╔══
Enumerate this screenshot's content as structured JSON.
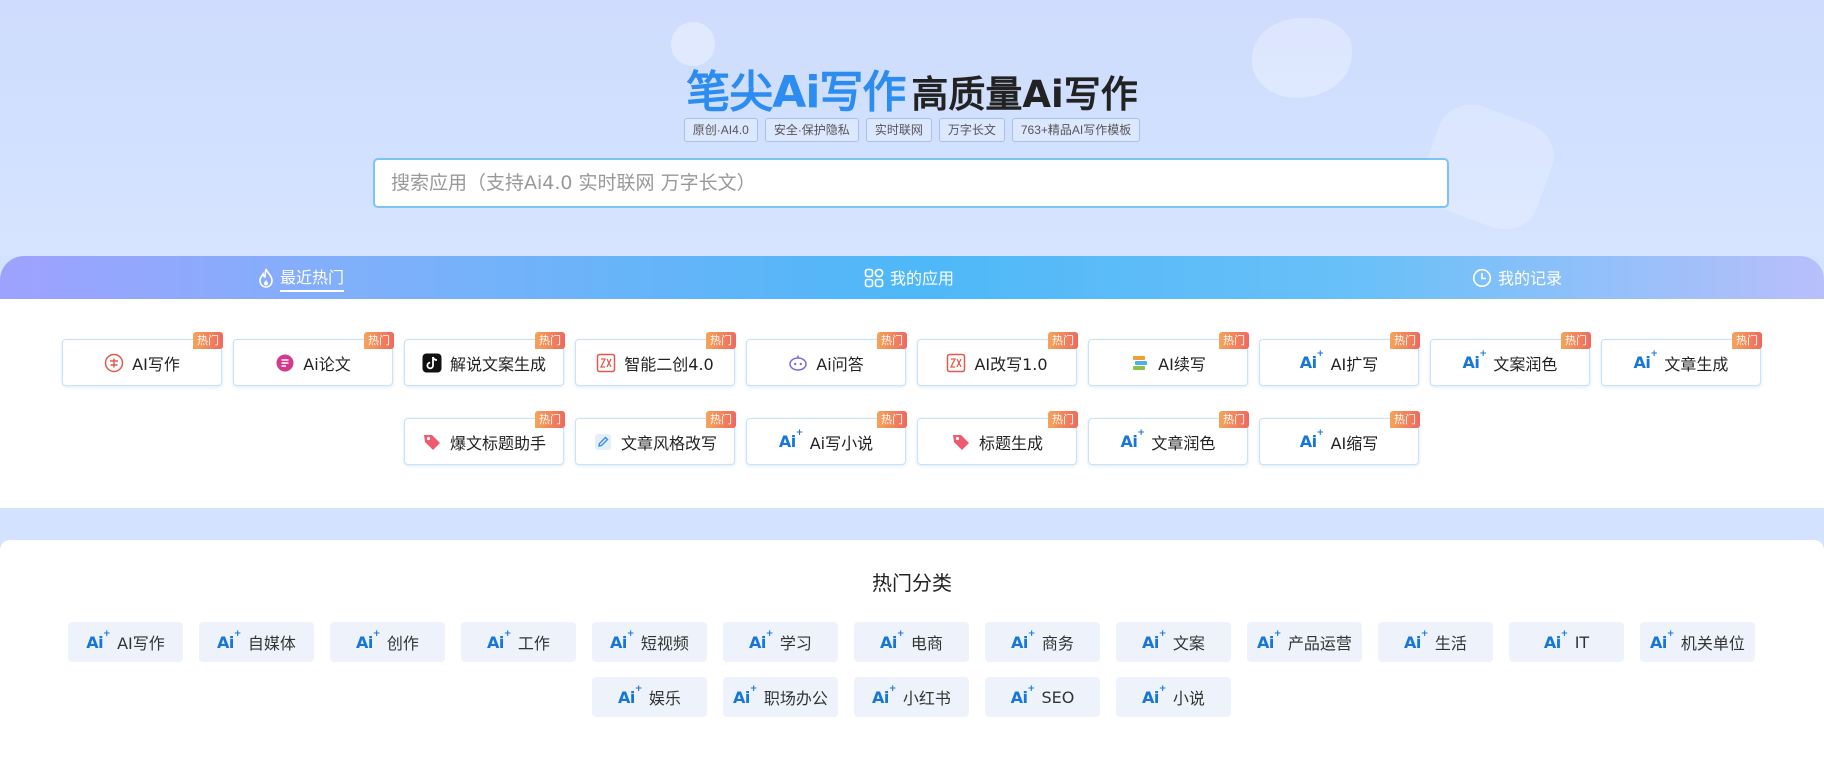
{
  "hero": {
    "brand": "笔尖Ai写作",
    "subtitle": "高质量Ai写作",
    "tags": [
      "原创·AI4.0",
      "安全·保护隐私",
      "实时联网",
      "万字长文",
      "763+精品AI写作模板"
    ],
    "search_placeholder": "搜索应用（支持Ai4.0 实时联网 万字长文）"
  },
  "tabs": [
    {
      "label": "最近热门",
      "icon": "flame-icon",
      "active": true
    },
    {
      "label": "我的应用",
      "icon": "grid-icon",
      "active": false
    },
    {
      "label": "我的记录",
      "icon": "clock-icon",
      "active": false
    }
  ],
  "hot_badge": "热门",
  "hot_apps": [
    {
      "label": "AI写作",
      "icon": "write-seal-icon",
      "color": "#e05a4f"
    },
    {
      "label": "Ai论文",
      "icon": "paper-circle-icon",
      "color": "#d23a8c"
    },
    {
      "label": "解说文案生成",
      "icon": "tiktok-icon",
      "color": "#111111"
    },
    {
      "label": "智能二创4.0",
      "icon": "rewrite-box-icon",
      "color": "#e05a4f"
    },
    {
      "label": "Ai问答",
      "icon": "chat-robot-icon",
      "color": "#7a6ae0"
    },
    {
      "label": "AI改写1.0",
      "icon": "rewrite-box-icon",
      "color": "#e05a4f"
    },
    {
      "label": "AI续写",
      "icon": "stack-icon",
      "color": "#f0a030"
    },
    {
      "label": "AI扩写",
      "icon": "ai-spark-icon",
      "color": "#1677d8"
    },
    {
      "label": "文案润色",
      "icon": "ai-spark-icon",
      "color": "#1677d8"
    },
    {
      "label": "文章生成",
      "icon": "ai-spark-icon",
      "color": "#1677d8"
    },
    {
      "label": "爆文标题助手",
      "icon": "tag-icon",
      "color": "#f05a6e"
    },
    {
      "label": "文章风格改写",
      "icon": "edit-square-icon",
      "color": "#3b8fe8"
    },
    {
      "label": "Ai写小说",
      "icon": "ai-spark-icon",
      "color": "#1677d8"
    },
    {
      "label": "标题生成",
      "icon": "tag-icon",
      "color": "#f05a6e"
    },
    {
      "label": "文章润色",
      "icon": "ai-spark-icon",
      "color": "#1677d8"
    },
    {
      "label": "AI缩写",
      "icon": "ai-spark-icon",
      "color": "#1677d8"
    }
  ],
  "category_title": "热门分类",
  "categories": [
    "AI写作",
    "自媒体",
    "创作",
    "工作",
    "短视频",
    "学习",
    "电商",
    "商务",
    "文案",
    "产品运营",
    "生活",
    "IT",
    "机关单位",
    "娱乐",
    "职场办公",
    "小红书",
    "SEO",
    "小说"
  ],
  "ai_icon_text": "Ai",
  "colors": {
    "brand_blue": "#2d8cf0",
    "badge_gradient_start": "#f4a45a",
    "badge_gradient_end": "#f0685d",
    "ai_icon": "#1677d8"
  }
}
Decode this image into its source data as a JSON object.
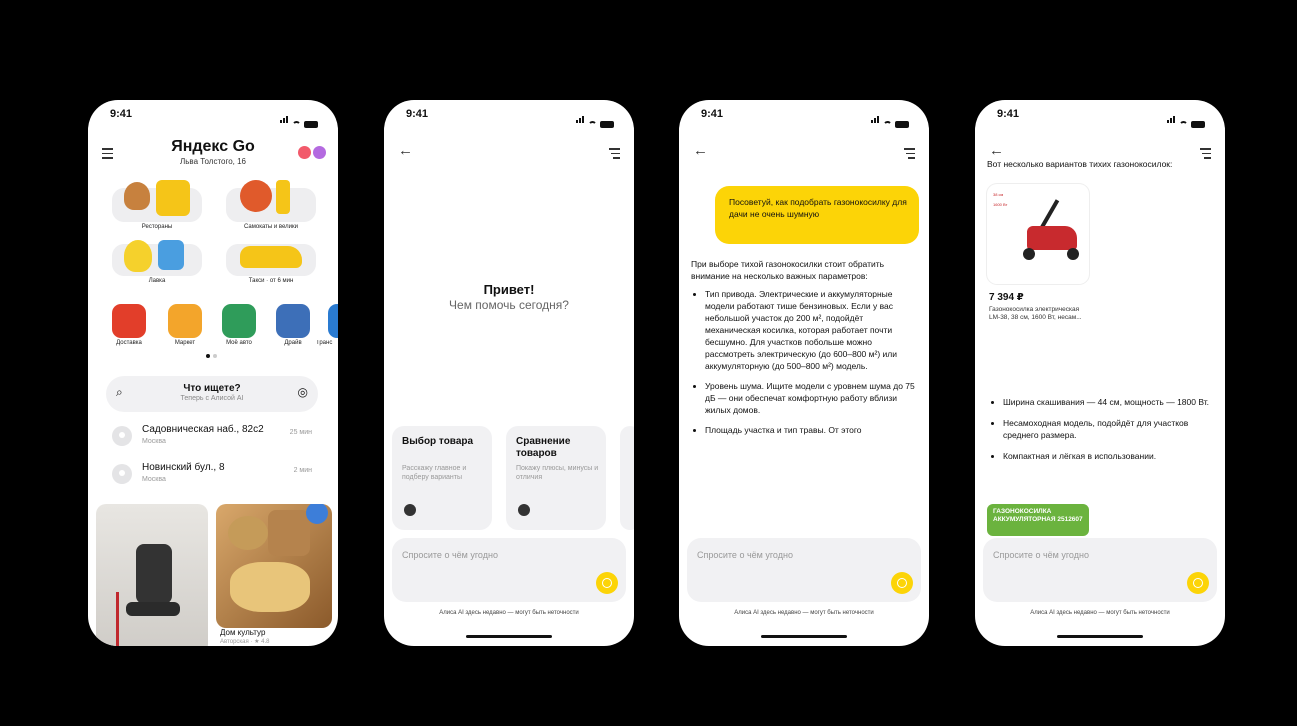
{
  "status": {
    "time": "9:41"
  },
  "home": {
    "brand": "Яндекс Go",
    "address": "Льва Толстого, 16",
    "tiles": [
      {
        "label": "Рестораны"
      },
      {
        "label": "Самокаты и велики"
      },
      {
        "label": "Лавка"
      },
      {
        "label": "Такси · от 6 мин"
      }
    ],
    "services": [
      "Доставка",
      "Маркет",
      "Моё авто",
      "Драйв",
      "Транс"
    ],
    "search": {
      "title": "Что ищете?",
      "subtitle": "Теперь с Алисой AI"
    },
    "routes": [
      {
        "name": "Садовническая наб., 82с2",
        "city": "Москва",
        "eta": "25 мин"
      },
      {
        "name": "Новинский бул., 8",
        "city": "Москва",
        "eta": "2 мин"
      }
    ],
    "food_card": {
      "name": "Дом культур",
      "meta": "Авторская · ★ 4.8"
    }
  },
  "chat_empty": {
    "greeting": "Привет!",
    "subtitle": "Чем помочь сегодня?",
    "suggestions": [
      {
        "title": "Выбор товара",
        "desc": "Расскажу главное и подберу варианты"
      },
      {
        "title": "Сравнение товаров",
        "desc": "Покажу плюсы, минусы и отличия"
      }
    ]
  },
  "input": {
    "placeholder": "Спросите о чём угодно",
    "disclaimer": "Алиса AI здесь недавно — могут быть неточности"
  },
  "chat_answer": {
    "question": "Посоветуй, как подобрать газонокосилку для дачи не очень шумную",
    "intro": "При выборе тихой газонокосилки стоит обратить внимание на несколько важных параметров:",
    "bullets": [
      "Тип привода. Электрические и аккумуляторные модели работают тише бензиновых. Если у вас небольшой участок до 200 м², подойдёт механическая косилка, которая работает почти бесшумно. Для участков побольше можно рассмотреть электрическую (до 600–800 м²) или аккумуляторную (до 500–800 м²) модель.",
      "Уровень шума. Ищите модели с уровнем шума до 75 дБ — они обеспечат комфортную работу вблизи жилых домов.",
      "Площадь участка и тип травы. От этого"
    ]
  },
  "chat_products": {
    "intro": "Вот несколько вариантов тихих газонокосилок:",
    "product": {
      "price": "7 394 ₽",
      "name": "Газонокосилка электрическая LM-38, 38 см, 1600 Вт, несам...",
      "spec1": "38 см",
      "spec2": "1600 Вт"
    },
    "bullets": [
      "Ширина скашивания — 44 см, мощность — 1800 Вт.",
      "Несамоходная модель, подойдёт для участков среднего размера.",
      "Компактная и лёгкая в использовании."
    ],
    "promo": "ГАЗОНОКОСИЛКА АККУМУЛЯТОРНАЯ 2512607"
  },
  "colors": {
    "accent": "#fcd407",
    "background": "#000000"
  }
}
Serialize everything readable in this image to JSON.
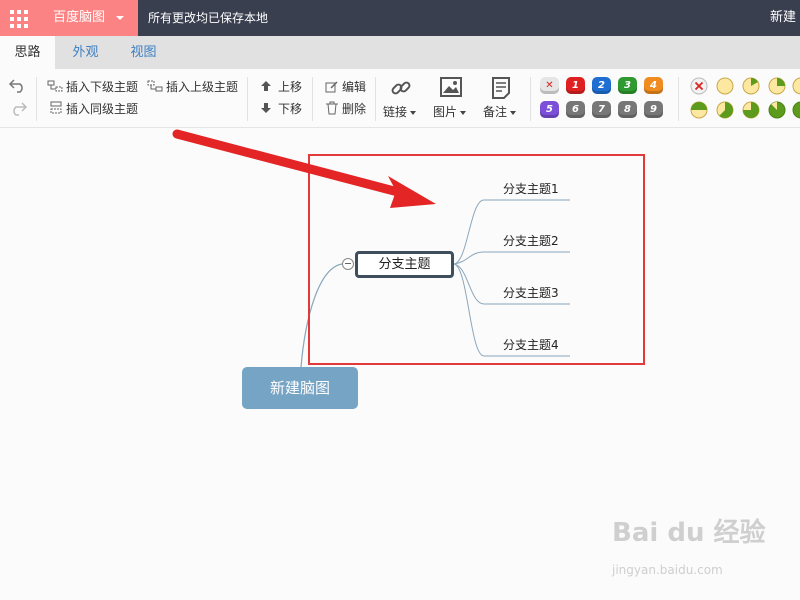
{
  "topbar": {
    "brand": "百度脑图",
    "save_status": "所有更改均已保存本地",
    "newdoc": "新建"
  },
  "tabs": [
    {
      "label": "思路",
      "active": true
    },
    {
      "label": "外观",
      "active": false
    },
    {
      "label": "视图",
      "active": false
    }
  ],
  "toolbar": {
    "insert_child": "插入下级主题",
    "insert_parent": "插入上级主题",
    "insert_sibling": "插入同级主题",
    "move_up": "上移",
    "move_down": "下移",
    "edit": "编辑",
    "delete": "删除",
    "link": "链接",
    "image": "图片",
    "note": "备注",
    "priority_numbers": [
      "1",
      "2",
      "3",
      "4",
      "5",
      "6",
      "7",
      "8",
      "9"
    ],
    "priority_colors": [
      "#e02020",
      "#1f6fd3",
      "#2f9a2f",
      "#f08b1e",
      "#7b4fd8",
      "#777777",
      "#777777",
      "#777777",
      "#777777"
    ]
  },
  "mindmap": {
    "root": "新建脑图",
    "main": "分支主题",
    "branches": [
      "分支主题1",
      "分支主题2",
      "分支主题3",
      "分支主题4"
    ]
  },
  "watermark": {
    "main": "Bai du 经验",
    "sub": "jingyan.baidu.com"
  }
}
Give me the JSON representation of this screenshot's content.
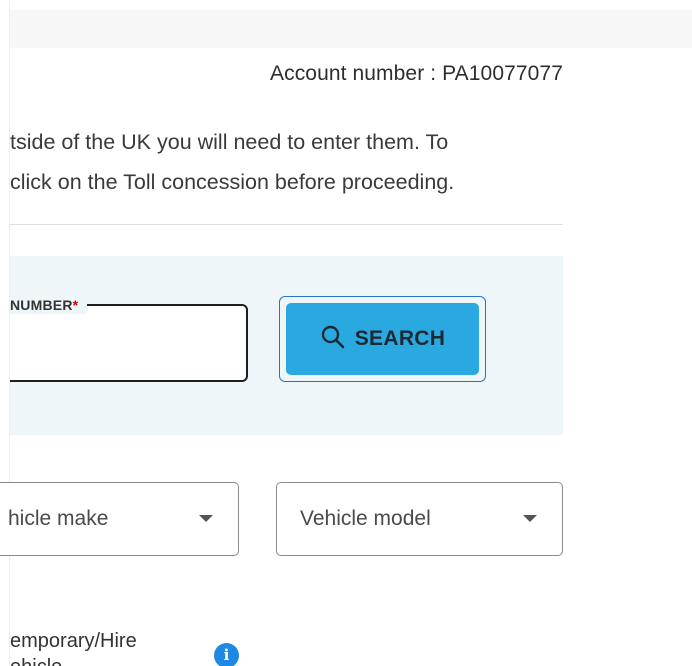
{
  "header": {
    "account_label": "Account number : PA10077077"
  },
  "intro": {
    "line1": "tside of the UK you will need to enter them. To",
    "line2": " click on the Toll concession before proceeding."
  },
  "search_panel": {
    "reg_label": "NUMBER",
    "required_mark": "*",
    "reg_value": "",
    "search_button_label": "SEARCH"
  },
  "vehicle": {
    "make_value": "hicle make",
    "model_value": "Vehicle model"
  },
  "temp_vehicle": {
    "line1": "emporary/Hire",
    "line2": "ehicle"
  },
  "icons": {
    "search": "search-icon",
    "dropdown": "chevron-down-icon",
    "info": "info-icon"
  },
  "colors": {
    "search_button": "#2aa8e0",
    "panel_background": "#eef6fa",
    "focus_outline": "#2a72c8",
    "required": "#d10000",
    "info": "#1e88e5"
  }
}
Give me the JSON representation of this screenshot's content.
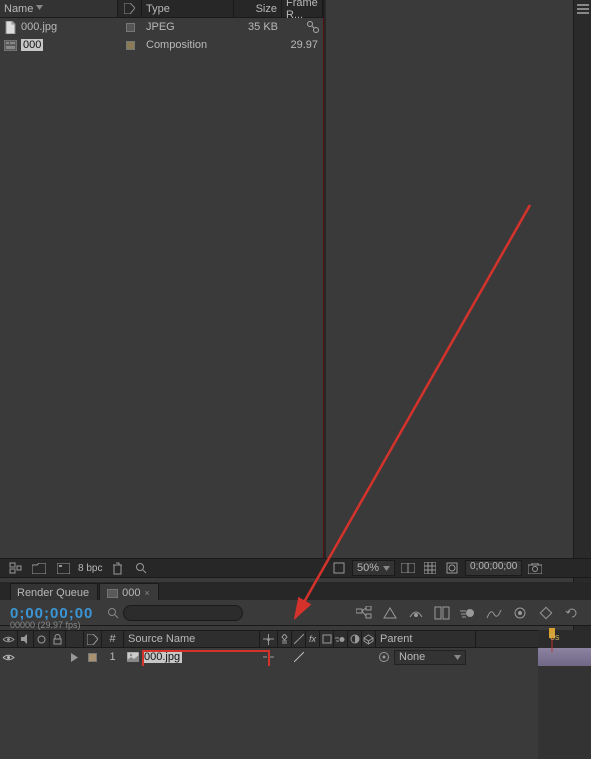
{
  "project": {
    "columns": {
      "name": "Name",
      "type": "Type",
      "size": "Size",
      "frame_rate": "Frame R..."
    },
    "items": [
      {
        "name": "000.jpg",
        "type": "JPEG",
        "size": "35 KB",
        "frame_rate": "",
        "icon": "file-icon",
        "selected": false
      },
      {
        "name": "000",
        "type": "Composition",
        "size": "",
        "frame_rate": "29.97",
        "icon": "comp-icon",
        "selected": true
      }
    ],
    "footer": {
      "bpc": "8 bpc"
    }
  },
  "preview": {
    "zoom": "50%",
    "timecode": "0;00;00;00"
  },
  "tabs": [
    {
      "label": "Render Queue",
      "active": false,
      "closable": false
    },
    {
      "label": "000",
      "active": true,
      "closable": true,
      "icon": "comp-icon"
    }
  ],
  "timeline": {
    "timecode": "0;00;00;00",
    "subtime": "00000 (29.97 fps)",
    "search_placeholder": "",
    "headers": {
      "num": "#",
      "source": "Source Name",
      "parent": "Parent"
    },
    "layers": [
      {
        "num": "1",
        "name": "000.jpg",
        "parent": "None",
        "icon": "image-icon"
      }
    ],
    "ruler_label": "0s"
  },
  "colors": {
    "red": "#d6322c",
    "tc_blue": "#3a96d6"
  }
}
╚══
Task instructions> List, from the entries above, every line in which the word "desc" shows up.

Task response>
        "desc": "Расскажу главное и подберу варианты"
        "desc": "Покажу плюсы, минусы и отличия"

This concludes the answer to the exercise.